The documentary series “The Last Dance” on ESPN is something I would like to watch but have not been able to watch yet. Friday of this week was perhaps the most disappointing day of the Corona Virus Pandemic for me personally. it was a day when the strains of a number of adjustments that I have had to make added up to such a significant cumulative total that I just could not go forward without being significantly affected. The interior storms are always the ones I mind the most. I do really find life in America in general amazingly hostile and depressing on a trend over what is becoming a series of great number of years and the general trend is that it gets worse in so very many ways every year. That is why it is strange to feel kindly treated by the society as a whole in this crisis. I feel that I am not being treated by the standard of lying, evil twisted and hate-filled smug authoritarianism that I personally experience as very much the norm in dealing with the major institutions of the Land of the Free. Friday with some accumulation from the past few days was closer to a reversion to the norm. Life showed me again how horrible and impossible my life here often is and I feel the very certain sense that things will get worse till my life is snuffed out to the satisfaction of the observers.
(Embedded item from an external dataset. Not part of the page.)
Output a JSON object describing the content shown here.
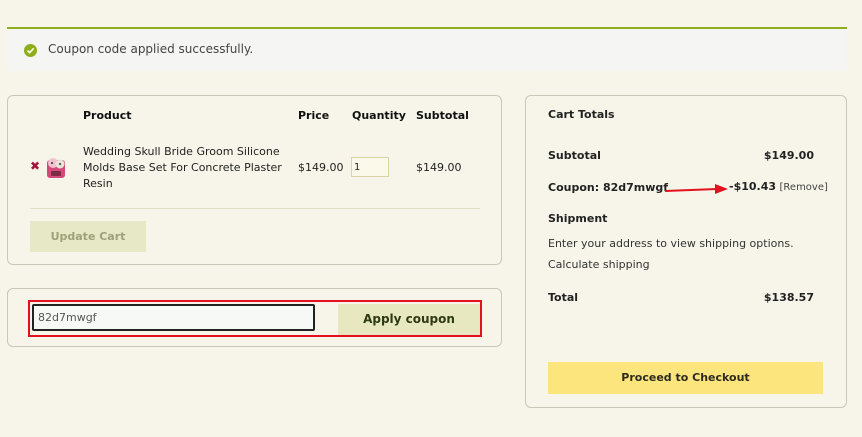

But this last Saturday, I woke grateful for the little respite that I have enjoyed in the midst of all this crisis. Whether that will last or not for another day, week or year it is worth noting while it is reality. At this moment little in form of institutionalized hate and attempted murder is directed my way. I should enjoy that change of pace. I am grateful to be included in the relief and stimulus plans when so many plans were so carefully devised to exclude me. But I am only hoping and not at all sure that things will be alright for a while when we get through this crisis. I am only taking each little step I can/ Maybe the result of this rest and passive income will be to give a little more force, hope and style to the end — just maybe instead of a whimper I will be restored enough not for a new start or grand plans but enough to have a little last hurrah in a few ways instead of just watching the decay of some things I built and the burning structure of others.